If you haven’t looked at it since your last move, get rid of it. But there are obvious exceptions. Like old TV guides, because it’s so warm-and-fuzzy nostalgic to thumb through them and marvel at how program grids once took up only half a page, and were still decipherable as recently as 1992. Or my old wardrobe from the 1980’s, because you never know if ruffles and piecrust collars a la Lady Di, big hair bows a la Fergie, or even NFL-approved shoulder pads a la Joan Collins might come back into style. If they do, I’ll be ready—assuming I lose enough weight to fit into those clothes again.

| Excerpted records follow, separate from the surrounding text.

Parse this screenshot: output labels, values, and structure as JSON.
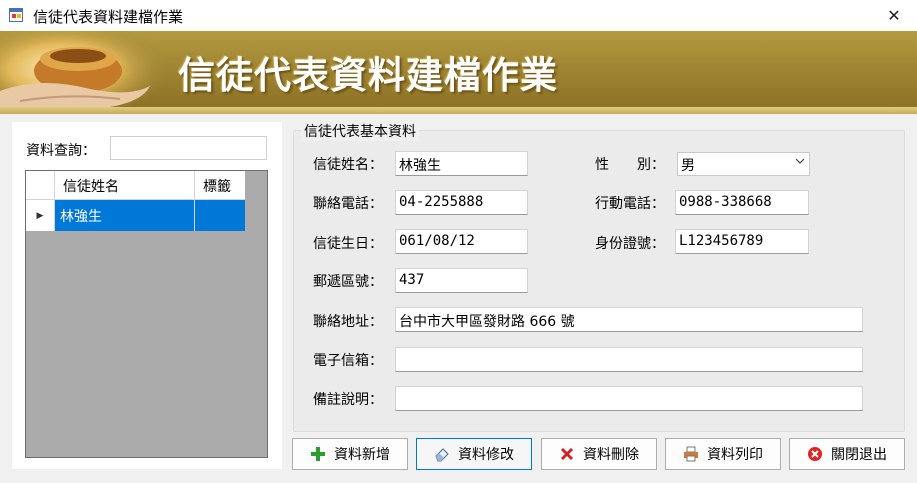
{
  "window": {
    "title": "信徒代表資料建檔作業",
    "close_glyph": "✕"
  },
  "banner": {
    "title": "信徒代表資料建檔作業"
  },
  "search": {
    "label": "資料查詢：",
    "value": ""
  },
  "grid": {
    "columns": [
      "信徒姓名",
      "標籤"
    ],
    "rows": [
      {
        "name": "林強生",
        "tag": "",
        "selected": true
      }
    ],
    "row_indicator": "▶"
  },
  "form": {
    "group_title": "信徒代表基本資料",
    "fields": {
      "name": {
        "label": "信徒姓名：",
        "value": "林強生"
      },
      "gender": {
        "label": "性　　別：",
        "value": "男"
      },
      "phone": {
        "label": "聯絡電話：",
        "value": "04-2255888"
      },
      "mobile": {
        "label": "行動電話：",
        "value": "0988-338668"
      },
      "birthday": {
        "label": "信徒生日：",
        "value": "061/08/12"
      },
      "id_no": {
        "label": "身份證號：",
        "value": "L123456789"
      },
      "zip": {
        "label": "郵遞區號：",
        "value": "437"
      },
      "address": {
        "label": "聯絡地址：",
        "value": "台中市大甲區發財路 666 號"
      },
      "email": {
        "label": "電子信箱：",
        "value": ""
      },
      "note": {
        "label": "備註說明：",
        "value": ""
      }
    }
  },
  "buttons": {
    "add": "資料新增",
    "edit": "資料修改",
    "delete": "資料刪除",
    "print": "資料列印",
    "exit": "關閉退出"
  },
  "colors": {
    "selection": "#0078d7",
    "banner": "#a08533",
    "add_icon": "#2e9c2e",
    "delete_icon": "#d02020",
    "exit_icon": "#e02424"
  }
}
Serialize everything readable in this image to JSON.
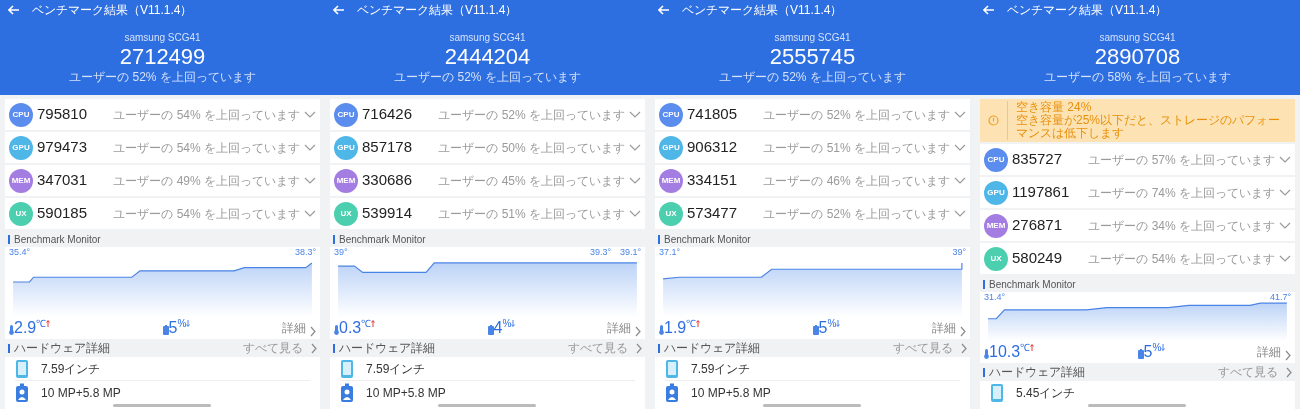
{
  "panels": [
    {
      "title": "ベンチマーク結果（V11.1.4）",
      "device": "samsung SCG41",
      "score": "2712499",
      "percentile": "ユーザーの 52% を上回っています",
      "scores": [
        {
          "badge": "CPU",
          "color": "#5b8def",
          "value": "795810",
          "percentile": "ユーザーの 54% を上回っています"
        },
        {
          "badge": "GPU",
          "color": "#4fb6e8",
          "value": "979473",
          "percentile": "ユーザーの 54% を上回っています"
        },
        {
          "badge": "MEM",
          "color": "#a47de2",
          "value": "347031",
          "percentile": "ユーザーの 49% を上回っています"
        },
        {
          "badge": "UX",
          "color": "#4ccfae",
          "value": "590185",
          "percentile": "ユーザーの 54% を上回っています"
        }
      ],
      "monitor": {
        "heading": "Benchmark Monitor",
        "point_labels": [
          {
            "kind": "start",
            "text": "35.4°"
          },
          {
            "kind": "end",
            "text": "38.3°"
          }
        ],
        "temp_rise": "2.9",
        "temp_unit": "℃",
        "battery_drop": "5",
        "battery_unit": "%",
        "details": "詳細"
      },
      "hardware": {
        "heading": "ハードウェア詳細",
        "see_all": "すべて見る",
        "items": [
          {
            "kind": "screen",
            "text": "7.59インチ"
          },
          {
            "kind": "camera",
            "text": "10 MP+5.8 MP"
          }
        ]
      }
    },
    {
      "title": "ベンチマーク結果（V11.1.4）",
      "device": "samsung SCG41",
      "score": "2444204",
      "percentile": "ユーザーの 52% を上回っています",
      "scores": [
        {
          "badge": "CPU",
          "color": "#5b8def",
          "value": "716426",
          "percentile": "ユーザーの 52% を上回っています"
        },
        {
          "badge": "GPU",
          "color": "#4fb6e8",
          "value": "857178",
          "percentile": "ユーザーの 50% を上回っています"
        },
        {
          "badge": "MEM",
          "color": "#a47de2",
          "value": "330686",
          "percentile": "ユーザーの 45% を上回っています"
        },
        {
          "badge": "UX",
          "color": "#4ccfae",
          "value": "539914",
          "percentile": "ユーザーの 51% を上回っています"
        }
      ],
      "monitor": {
        "heading": "Benchmark Monitor",
        "point_labels": [
          {
            "kind": "start",
            "text": "39°"
          },
          {
            "kind": "peak",
            "text": "39.3°"
          },
          {
            "kind": "end",
            "text": "39.1°"
          }
        ],
        "temp_rise": "0.3",
        "temp_unit": "℃",
        "battery_drop": "4",
        "battery_unit": "%",
        "details": "詳細"
      },
      "hardware": {
        "heading": "ハードウェア詳細",
        "see_all": "すべて見る",
        "items": [
          {
            "kind": "screen",
            "text": "7.59インチ"
          },
          {
            "kind": "camera",
            "text": "10 MP+5.8 MP"
          }
        ]
      }
    },
    {
      "title": "ベンチマーク結果（V11.1.4）",
      "device": "samsung SCG41",
      "score": "2555745",
      "percentile": "ユーザーの 52% を上回っています",
      "scores": [
        {
          "badge": "CPU",
          "color": "#5b8def",
          "value": "741805",
          "percentile": "ユーザーの 52% を上回っています"
        },
        {
          "badge": "GPU",
          "color": "#4fb6e8",
          "value": "906312",
          "percentile": "ユーザーの 51% を上回っています"
        },
        {
          "badge": "MEM",
          "color": "#a47de2",
          "value": "334151",
          "percentile": "ユーザーの 46% を上回っています"
        },
        {
          "badge": "UX",
          "color": "#4ccfae",
          "value": "573477",
          "percentile": "ユーザーの 52% を上回っています"
        }
      ],
      "monitor": {
        "heading": "Benchmark Monitor",
        "point_labels": [
          {
            "kind": "start",
            "text": "37.1°"
          },
          {
            "kind": "end",
            "text": "39°"
          }
        ],
        "temp_rise": "1.9",
        "temp_unit": "℃",
        "battery_drop": "5",
        "battery_unit": "%",
        "details": "詳細"
      },
      "hardware": {
        "heading": "ハードウェア詳細",
        "see_all": "すべて見る",
        "items": [
          {
            "kind": "screen",
            "text": "7.59インチ"
          },
          {
            "kind": "camera",
            "text": "10 MP+5.8 MP"
          }
        ]
      }
    },
    {
      "title": "ベンチマーク結果（V11.1.4）",
      "device": "samsung SCG41",
      "score": "2890708",
      "percentile": "ユーザーの 58% を上回っています",
      "warning": {
        "title": "空き容量 24%",
        "message": "空き容量が25%以下だと、ストレージのパフォーマンスは低下します"
      },
      "scores": [
        {
          "badge": "CPU",
          "color": "#5b8def",
          "value": "835727",
          "percentile": "ユーザーの 57% を上回っています"
        },
        {
          "badge": "GPU",
          "color": "#4fb6e8",
          "value": "1197861",
          "percentile": "ユーザーの 74% を上回っています"
        },
        {
          "badge": "MEM",
          "color": "#a47de2",
          "value": "276871",
          "percentile": "ユーザーの 34% を上回っています"
        },
        {
          "badge": "UX",
          "color": "#4ccfae",
          "value": "580249",
          "percentile": "ユーザーの 54% を上回っています"
        }
      ],
      "monitor": {
        "heading": "Benchmark Monitor",
        "point_labels": [
          {
            "kind": "start",
            "text": "31.4°"
          },
          {
            "kind": "end",
            "text": "41.7°"
          }
        ],
        "temp_rise": "10.3",
        "temp_unit": "℃",
        "battery_drop": "5",
        "battery_unit": "%",
        "details": "詳細"
      },
      "hardware": {
        "heading": "ハードウェア詳細",
        "see_all": "すべて見る",
        "items": [
          {
            "kind": "screen",
            "text": "5.45インチ"
          }
        ]
      }
    }
  ]
}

My ever-thoughtful husband says he’s been hanging on to his unopened box of exercise equipment all these years for precisely that purpose. Isn’t he a prince?

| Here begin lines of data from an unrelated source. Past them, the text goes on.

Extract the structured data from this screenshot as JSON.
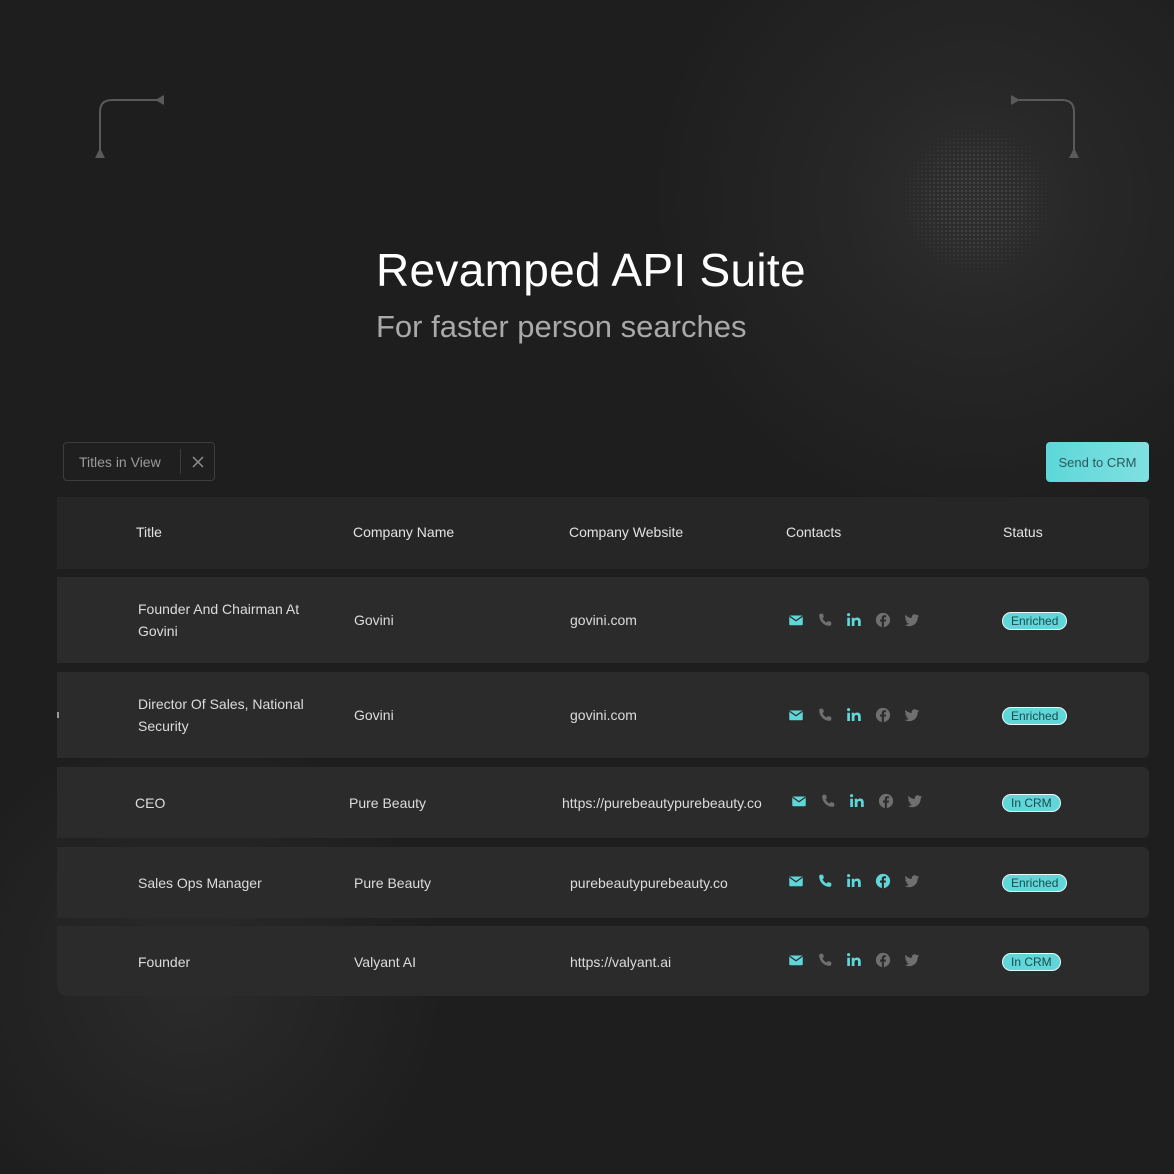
{
  "hero": {
    "title": "Revamped API Suite",
    "subtitle": "For faster person searches"
  },
  "toolbar": {
    "filter_chip_label": "Titles in View",
    "send_button_label": "Send to CRM"
  },
  "table": {
    "columns": [
      "Title",
      "Company Name",
      "Company Website",
      "Contacts",
      "Status"
    ],
    "rows": [
      {
        "title": "Founder And Chairman At Govini",
        "company": "Govini",
        "website": "govini.com",
        "status": "Enriched",
        "phone_active": false,
        "facebook_active": false
      },
      {
        "title": "Director Of Sales, National Security",
        "company": "Govini",
        "website": "govini.com",
        "status": "Enriched",
        "phone_active": false,
        "facebook_active": false
      },
      {
        "title": "CEO",
        "company": "Pure Beauty",
        "website": "https://purebeautypurebeauty.co",
        "status": "In CRM",
        "phone_active": false,
        "facebook_active": false
      },
      {
        "title": "Sales Ops Manager",
        "company": "Pure Beauty",
        "website": "purebeautypurebeauty.co",
        "status": "Enriched",
        "phone_active": true,
        "facebook_active": true
      },
      {
        "title": "Founder",
        "company": "Valyant AI",
        "website": "https://valyant.ai",
        "status": "In CRM",
        "phone_active": false,
        "facebook_active": false
      }
    ],
    "contact_icons": [
      "mail-icon",
      "phone-icon",
      "linkedin-icon",
      "facebook-icon",
      "twitter-icon"
    ]
  },
  "colors": {
    "accent": "#5fd6d8",
    "inactive_icon": "#6f6f6f",
    "background": "#1e1e1e"
  }
}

So, Karen, what DO you get rid of that you haven’t looked at since your last move? There’s no better time to don the hazmat gear, open that refrigerator, and throw out the leftovers and five gallon jar of Dijon mustard the husband bought (along with an entire gross of “irregular” hot dog buns), during his three week “Let’s-Buy-Bulk-At-Wholesale-Grocers-To-Save-Money” kick.
If you can disassemble it yourself (and if you can’t, my youngest son does it every day for relaxation), do so and hand carry the hardware to your new home. If movers disassemble it before removing it from the premises, then they must reassemble it at your destination, but I’m scarred for life by one move where this did not happen. I was still single, and being transferred from stateside to Germany. They disassembled everything after taking it out of my apartment—a bentwood rocker* I’d bought in Spain on a previous overseas tour, bookcases, you name it. When these items were unpacked at my new duty station, not only were they in pieces, but all the hardware was missing—every last nut and bolt and screw and doohickey. Alas, there was no Home Depot where I could buy replacement parts. But even more embarrassing, I couldn’t remember the German word for “doohickey.”

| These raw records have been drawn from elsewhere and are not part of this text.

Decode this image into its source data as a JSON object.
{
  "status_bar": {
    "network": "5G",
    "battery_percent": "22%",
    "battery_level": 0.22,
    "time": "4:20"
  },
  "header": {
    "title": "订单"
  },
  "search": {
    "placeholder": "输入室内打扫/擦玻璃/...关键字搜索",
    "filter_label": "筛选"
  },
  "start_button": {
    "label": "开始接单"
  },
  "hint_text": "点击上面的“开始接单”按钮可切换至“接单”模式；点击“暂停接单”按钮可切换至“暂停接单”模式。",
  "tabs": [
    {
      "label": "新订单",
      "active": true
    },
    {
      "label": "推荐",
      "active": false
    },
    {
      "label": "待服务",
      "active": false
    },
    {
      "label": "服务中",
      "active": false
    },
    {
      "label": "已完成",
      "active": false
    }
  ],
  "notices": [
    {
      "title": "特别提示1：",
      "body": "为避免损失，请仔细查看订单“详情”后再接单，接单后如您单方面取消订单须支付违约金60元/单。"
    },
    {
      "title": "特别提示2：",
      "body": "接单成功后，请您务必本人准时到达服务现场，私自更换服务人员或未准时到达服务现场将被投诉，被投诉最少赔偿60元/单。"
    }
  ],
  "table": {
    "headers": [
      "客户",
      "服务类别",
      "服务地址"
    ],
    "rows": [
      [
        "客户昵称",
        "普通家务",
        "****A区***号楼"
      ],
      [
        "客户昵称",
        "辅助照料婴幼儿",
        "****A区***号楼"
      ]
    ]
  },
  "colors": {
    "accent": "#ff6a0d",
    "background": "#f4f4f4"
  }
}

Since then, with every move we disassemble the stuff ourselves—and I hand carry the hardware along with all the other valuables, like my secret emergency chocolate supply and picture of Colin Firth as Darcy giving Elizabeth “The Look.” Besides, I’d much rather watch my husband reassemble everything in our new locale and enjoy his—shall we say, “colorful” commentary—instead of making him drive all over an unfamiliar town looking for a place that sells three-eighths inch Thompson-head doohickeys. For one thing, he might stumble across the local Best Buy and then I’d never see him again till the next move. And for another, he won’t let me break into that unopened box of exercise equipment to harvest it for extra nuts and bolts.
Provide refreshments for the movers. I could be wrong, but had I known this at the time, I might still have a bentwood rocker to commemorate my time in Spain, instead of a useless pile of extra-fancy imported firewood. It was my new husband who, on our first post-nuptial move from Germany to California, bought a case of soft drinks especially for the movers, and put it in the refrigerator to chill the night before. He said it was important to do this.
Didn’t I tell you he was a prince?
I think I just found the answer.
*Bonus Household Tip: Bentwood rocker pieces make interesting wall decorations—or just use them to fill that annoying gap in the family room between your favorite end table and the wall! Woven cane seats and backs not only make great strainers for huge amounts of spaghetti serving twelve or more, but will make you and your dinner party the talk of the town for years to come!